Comparing American and European perspectives on tech and privacy

An illustration picture shows a network cable next to a pack of smartphones in Berlin, June 7, 2013. The debate over whether the U.S. government is violating citizens' privacy rights while trying to protect them from terrorism escalated dramatically on Thursday amid reports that authorities have collected data on millions of phone users and tapped into servers at nine internet companies.   REUTERS/Pawel Kopczynski   (GERMANY - Tags: POLITICS SOCIETY BUSINESS) - BM2E967131Y01
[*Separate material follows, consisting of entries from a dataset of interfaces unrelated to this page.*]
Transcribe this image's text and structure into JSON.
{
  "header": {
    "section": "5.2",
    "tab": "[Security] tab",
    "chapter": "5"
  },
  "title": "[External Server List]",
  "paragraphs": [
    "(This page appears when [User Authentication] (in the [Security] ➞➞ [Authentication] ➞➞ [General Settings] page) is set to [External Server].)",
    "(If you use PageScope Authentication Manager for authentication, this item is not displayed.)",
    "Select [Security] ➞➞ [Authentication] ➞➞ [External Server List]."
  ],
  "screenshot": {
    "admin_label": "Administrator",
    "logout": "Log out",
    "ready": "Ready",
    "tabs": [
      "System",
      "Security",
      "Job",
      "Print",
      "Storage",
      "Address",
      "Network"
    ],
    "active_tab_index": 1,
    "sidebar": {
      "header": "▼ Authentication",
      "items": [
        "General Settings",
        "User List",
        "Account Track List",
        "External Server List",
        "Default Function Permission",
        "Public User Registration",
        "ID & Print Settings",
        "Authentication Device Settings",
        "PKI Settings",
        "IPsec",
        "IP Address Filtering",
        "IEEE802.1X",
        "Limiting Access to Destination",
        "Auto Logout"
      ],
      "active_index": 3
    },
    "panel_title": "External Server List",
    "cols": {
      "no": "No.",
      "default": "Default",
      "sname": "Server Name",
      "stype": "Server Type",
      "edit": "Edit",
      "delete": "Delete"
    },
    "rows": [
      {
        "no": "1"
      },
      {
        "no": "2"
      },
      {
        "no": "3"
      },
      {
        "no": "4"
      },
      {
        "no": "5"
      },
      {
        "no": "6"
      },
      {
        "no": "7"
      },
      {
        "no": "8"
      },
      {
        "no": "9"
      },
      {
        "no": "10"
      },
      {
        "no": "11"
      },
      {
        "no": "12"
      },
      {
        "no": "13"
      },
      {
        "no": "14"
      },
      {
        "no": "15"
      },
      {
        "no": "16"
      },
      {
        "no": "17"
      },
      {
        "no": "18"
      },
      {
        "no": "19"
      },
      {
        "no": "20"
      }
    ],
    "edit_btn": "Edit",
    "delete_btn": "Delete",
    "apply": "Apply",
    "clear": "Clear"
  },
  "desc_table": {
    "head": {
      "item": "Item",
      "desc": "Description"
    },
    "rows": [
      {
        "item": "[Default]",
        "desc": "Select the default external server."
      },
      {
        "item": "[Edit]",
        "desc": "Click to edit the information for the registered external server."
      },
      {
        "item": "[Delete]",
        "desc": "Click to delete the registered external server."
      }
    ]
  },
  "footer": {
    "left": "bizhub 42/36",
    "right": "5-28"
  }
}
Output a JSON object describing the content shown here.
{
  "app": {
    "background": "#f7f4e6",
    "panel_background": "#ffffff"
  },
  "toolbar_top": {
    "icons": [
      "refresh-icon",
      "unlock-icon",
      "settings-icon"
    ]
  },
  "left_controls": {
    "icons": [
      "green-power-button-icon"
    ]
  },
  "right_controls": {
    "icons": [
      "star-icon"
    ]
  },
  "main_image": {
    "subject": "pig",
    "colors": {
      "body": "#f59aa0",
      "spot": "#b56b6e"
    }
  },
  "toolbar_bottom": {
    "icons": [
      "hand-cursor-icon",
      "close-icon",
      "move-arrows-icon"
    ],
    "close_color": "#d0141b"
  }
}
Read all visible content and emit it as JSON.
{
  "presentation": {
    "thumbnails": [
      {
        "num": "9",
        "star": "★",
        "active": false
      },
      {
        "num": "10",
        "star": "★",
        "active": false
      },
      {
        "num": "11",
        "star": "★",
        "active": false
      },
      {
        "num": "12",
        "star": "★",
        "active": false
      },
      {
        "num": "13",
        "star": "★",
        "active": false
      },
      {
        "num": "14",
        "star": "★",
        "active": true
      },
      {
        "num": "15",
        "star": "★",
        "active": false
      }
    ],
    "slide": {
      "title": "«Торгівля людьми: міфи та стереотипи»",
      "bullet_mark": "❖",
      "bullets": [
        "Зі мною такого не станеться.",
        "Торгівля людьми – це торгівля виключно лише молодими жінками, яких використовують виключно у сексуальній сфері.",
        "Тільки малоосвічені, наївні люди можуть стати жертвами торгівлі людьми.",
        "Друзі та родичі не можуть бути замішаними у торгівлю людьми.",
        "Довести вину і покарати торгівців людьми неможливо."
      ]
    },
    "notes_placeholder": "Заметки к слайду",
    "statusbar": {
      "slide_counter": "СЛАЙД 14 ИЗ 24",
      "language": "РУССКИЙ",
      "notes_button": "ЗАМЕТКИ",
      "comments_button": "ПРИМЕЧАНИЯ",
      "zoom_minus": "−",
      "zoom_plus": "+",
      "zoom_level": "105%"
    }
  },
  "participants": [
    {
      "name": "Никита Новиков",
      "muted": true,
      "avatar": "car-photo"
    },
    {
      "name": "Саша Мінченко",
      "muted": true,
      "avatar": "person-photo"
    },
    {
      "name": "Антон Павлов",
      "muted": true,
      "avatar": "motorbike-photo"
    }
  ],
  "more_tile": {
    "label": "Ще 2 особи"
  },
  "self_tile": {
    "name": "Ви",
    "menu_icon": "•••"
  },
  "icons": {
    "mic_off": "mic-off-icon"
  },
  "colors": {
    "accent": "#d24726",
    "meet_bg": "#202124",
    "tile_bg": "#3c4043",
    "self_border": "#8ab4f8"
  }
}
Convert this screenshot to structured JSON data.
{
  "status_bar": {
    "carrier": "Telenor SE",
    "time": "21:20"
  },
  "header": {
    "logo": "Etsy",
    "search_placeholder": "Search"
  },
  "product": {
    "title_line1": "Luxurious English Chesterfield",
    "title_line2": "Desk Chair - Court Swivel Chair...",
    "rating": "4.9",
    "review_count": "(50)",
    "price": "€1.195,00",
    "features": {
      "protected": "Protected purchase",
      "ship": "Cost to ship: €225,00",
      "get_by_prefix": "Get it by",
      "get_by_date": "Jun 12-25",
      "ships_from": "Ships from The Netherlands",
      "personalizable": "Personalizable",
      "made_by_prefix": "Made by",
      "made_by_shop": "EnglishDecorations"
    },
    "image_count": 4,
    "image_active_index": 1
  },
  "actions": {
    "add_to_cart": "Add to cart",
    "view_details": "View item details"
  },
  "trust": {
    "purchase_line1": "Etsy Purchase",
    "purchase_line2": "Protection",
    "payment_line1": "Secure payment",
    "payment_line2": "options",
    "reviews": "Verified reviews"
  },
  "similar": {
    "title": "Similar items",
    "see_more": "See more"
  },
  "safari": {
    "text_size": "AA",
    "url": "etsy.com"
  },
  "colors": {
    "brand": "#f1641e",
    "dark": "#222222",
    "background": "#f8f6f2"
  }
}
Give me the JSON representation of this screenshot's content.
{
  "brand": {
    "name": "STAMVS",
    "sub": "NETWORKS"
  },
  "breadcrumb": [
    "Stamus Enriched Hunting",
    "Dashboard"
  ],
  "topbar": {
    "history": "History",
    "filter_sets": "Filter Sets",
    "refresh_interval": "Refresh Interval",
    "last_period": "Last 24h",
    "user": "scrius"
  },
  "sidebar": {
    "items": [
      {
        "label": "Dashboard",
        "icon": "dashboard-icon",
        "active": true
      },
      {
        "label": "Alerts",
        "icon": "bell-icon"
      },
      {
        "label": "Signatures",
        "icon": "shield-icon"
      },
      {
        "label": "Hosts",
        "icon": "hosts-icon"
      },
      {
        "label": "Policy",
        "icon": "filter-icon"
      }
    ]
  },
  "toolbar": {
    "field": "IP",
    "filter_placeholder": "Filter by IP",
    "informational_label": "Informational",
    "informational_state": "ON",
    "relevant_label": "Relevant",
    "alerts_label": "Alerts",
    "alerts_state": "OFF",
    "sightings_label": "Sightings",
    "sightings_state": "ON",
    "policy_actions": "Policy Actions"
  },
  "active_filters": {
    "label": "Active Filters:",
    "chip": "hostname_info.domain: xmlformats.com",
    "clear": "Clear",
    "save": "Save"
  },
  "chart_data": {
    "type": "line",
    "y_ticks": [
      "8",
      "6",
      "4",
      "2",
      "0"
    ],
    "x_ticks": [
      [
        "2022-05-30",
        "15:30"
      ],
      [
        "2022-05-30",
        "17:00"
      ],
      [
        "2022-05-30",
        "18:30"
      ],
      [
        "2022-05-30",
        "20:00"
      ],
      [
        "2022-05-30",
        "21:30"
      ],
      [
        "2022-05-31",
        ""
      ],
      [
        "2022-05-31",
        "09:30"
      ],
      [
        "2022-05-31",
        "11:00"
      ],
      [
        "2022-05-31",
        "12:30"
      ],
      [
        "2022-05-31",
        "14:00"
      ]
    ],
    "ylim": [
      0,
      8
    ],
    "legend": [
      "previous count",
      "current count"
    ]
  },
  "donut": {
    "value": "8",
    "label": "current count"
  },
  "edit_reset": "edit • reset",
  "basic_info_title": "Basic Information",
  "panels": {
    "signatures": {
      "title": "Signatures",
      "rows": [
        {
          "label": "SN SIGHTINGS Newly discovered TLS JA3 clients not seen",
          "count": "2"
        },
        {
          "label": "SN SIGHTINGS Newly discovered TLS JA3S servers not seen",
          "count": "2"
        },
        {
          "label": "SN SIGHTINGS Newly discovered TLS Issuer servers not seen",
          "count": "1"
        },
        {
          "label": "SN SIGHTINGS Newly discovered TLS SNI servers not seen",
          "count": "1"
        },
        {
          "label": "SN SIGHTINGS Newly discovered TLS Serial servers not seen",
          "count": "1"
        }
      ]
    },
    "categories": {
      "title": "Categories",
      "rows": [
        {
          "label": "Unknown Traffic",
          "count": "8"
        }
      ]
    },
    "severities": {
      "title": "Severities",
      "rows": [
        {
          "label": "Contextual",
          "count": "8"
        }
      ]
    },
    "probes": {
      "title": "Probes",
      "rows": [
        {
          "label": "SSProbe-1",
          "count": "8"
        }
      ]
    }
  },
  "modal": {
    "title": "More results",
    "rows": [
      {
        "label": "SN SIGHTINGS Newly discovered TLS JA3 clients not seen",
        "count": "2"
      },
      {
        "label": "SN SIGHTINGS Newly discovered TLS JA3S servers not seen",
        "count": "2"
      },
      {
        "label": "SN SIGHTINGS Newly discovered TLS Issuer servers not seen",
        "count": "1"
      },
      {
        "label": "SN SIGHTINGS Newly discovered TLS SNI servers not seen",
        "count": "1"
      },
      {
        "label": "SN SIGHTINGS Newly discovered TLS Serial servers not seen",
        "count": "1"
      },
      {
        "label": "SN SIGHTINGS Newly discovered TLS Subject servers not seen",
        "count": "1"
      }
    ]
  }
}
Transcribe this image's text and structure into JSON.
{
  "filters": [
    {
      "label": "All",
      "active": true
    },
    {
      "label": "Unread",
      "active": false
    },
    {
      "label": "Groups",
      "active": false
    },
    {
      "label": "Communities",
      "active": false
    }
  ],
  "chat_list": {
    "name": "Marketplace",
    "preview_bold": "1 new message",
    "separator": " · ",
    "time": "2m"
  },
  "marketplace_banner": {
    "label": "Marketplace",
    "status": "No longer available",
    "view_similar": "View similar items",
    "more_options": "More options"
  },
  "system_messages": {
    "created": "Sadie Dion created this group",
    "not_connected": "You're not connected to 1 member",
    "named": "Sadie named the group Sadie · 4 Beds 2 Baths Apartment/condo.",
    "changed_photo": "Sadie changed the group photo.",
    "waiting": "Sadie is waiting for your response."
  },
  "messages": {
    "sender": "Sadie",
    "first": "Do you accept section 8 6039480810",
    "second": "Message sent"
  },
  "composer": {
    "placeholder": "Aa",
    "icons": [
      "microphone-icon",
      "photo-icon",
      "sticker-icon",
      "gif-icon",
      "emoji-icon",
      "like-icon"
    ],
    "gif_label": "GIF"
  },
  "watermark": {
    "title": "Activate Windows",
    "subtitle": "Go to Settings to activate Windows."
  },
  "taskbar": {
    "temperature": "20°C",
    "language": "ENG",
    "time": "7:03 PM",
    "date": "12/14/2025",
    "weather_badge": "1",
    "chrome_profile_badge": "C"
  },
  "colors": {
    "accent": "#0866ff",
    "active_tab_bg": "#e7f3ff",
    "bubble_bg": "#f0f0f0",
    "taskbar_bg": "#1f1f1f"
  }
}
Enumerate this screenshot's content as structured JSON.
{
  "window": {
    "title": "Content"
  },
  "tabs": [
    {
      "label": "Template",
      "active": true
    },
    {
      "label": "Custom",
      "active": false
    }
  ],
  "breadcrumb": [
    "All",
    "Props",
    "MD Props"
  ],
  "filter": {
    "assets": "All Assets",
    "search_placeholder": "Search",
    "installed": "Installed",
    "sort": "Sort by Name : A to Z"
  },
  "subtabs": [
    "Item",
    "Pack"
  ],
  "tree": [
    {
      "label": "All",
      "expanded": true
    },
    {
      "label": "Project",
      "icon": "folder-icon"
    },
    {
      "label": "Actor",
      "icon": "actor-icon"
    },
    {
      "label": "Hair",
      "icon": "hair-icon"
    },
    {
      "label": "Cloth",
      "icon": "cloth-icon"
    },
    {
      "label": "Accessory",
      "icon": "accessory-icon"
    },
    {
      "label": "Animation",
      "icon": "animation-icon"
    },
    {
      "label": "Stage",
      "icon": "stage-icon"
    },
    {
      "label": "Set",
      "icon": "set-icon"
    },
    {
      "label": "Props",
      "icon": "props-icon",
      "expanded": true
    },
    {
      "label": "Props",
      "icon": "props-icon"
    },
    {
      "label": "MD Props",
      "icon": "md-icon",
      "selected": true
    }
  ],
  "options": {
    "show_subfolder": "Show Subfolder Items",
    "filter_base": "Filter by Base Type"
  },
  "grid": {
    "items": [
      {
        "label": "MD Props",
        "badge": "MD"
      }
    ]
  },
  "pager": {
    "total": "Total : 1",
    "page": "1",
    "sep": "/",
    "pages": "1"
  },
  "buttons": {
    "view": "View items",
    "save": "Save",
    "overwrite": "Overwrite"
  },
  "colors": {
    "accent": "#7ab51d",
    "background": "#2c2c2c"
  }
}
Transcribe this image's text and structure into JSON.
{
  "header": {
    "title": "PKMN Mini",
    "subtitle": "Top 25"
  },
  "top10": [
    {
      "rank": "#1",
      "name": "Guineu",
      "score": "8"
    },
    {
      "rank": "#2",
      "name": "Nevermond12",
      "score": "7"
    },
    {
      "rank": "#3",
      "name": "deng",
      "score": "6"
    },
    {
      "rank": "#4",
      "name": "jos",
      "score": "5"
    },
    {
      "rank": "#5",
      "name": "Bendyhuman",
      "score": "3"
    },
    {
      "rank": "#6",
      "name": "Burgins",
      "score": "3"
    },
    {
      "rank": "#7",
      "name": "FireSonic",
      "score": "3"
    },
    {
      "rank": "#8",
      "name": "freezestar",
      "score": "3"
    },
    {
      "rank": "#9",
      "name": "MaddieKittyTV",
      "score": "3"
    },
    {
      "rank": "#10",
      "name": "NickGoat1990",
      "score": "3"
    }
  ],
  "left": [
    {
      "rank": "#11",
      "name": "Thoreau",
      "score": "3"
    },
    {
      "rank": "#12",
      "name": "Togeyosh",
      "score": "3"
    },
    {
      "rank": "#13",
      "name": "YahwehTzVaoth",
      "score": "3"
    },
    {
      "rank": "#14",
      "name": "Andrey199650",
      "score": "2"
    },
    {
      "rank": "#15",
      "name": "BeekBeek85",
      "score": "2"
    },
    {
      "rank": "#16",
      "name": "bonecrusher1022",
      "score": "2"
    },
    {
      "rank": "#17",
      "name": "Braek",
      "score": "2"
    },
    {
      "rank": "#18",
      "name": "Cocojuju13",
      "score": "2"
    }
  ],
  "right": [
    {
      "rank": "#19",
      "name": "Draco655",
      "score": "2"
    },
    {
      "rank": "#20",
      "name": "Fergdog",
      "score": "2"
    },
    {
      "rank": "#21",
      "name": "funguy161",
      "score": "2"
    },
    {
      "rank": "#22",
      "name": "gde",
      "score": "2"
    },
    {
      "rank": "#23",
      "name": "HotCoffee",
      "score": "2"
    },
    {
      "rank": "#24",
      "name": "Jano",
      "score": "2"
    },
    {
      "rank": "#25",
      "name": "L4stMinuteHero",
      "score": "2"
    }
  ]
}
On March 29, 2019, the Brookings Foreign Policy program hosted the sixth annual Justice Stephen Breyer Lecture on International Law. This year’s event focused on the challenges of regulating digital technology, especially in the areas of privacy and data protection, through the comparative perspective of the United States and the European Union. Keynote remarks by Jeroen van den Hoven, professor of ethics and technology at Delft University of Technology in The Netherlands, explored the differences in how the United States, the European Union, and countries like China have approached the use of artificial intelligence. He emphasized the importance of the human and ethical principles that underlie the European model of digital governance and the need for “ethics by design” as a way of deliberately integrating shared values through innovative algorithmic, software, and hardware products and services.  

During the panel discussion that followed, Jeroen van den Hoven joined Brookings Distinguished Fellow Cameron Kerry, Bilyana Petkova from the Electronic Privacy Information Center, and Nicol Turner-Lee, a fellow with the Brookings Center for Technology Innovation, to further examine the areas of digital policy convergence and divergence between the United States and the European Union. These include differences in legal and regulatory systems and cultures that have contributed to a more decentralized approach in the United States and greater protections for privacy in Europe. The panelists agreed on the important role states and businesses play in driving federal data privacy legislation as well as the powerful democratic interests and principles that the United States and the European Union share with regard to protecting data, which could help guide a transatlantic harmonization of standards going forward.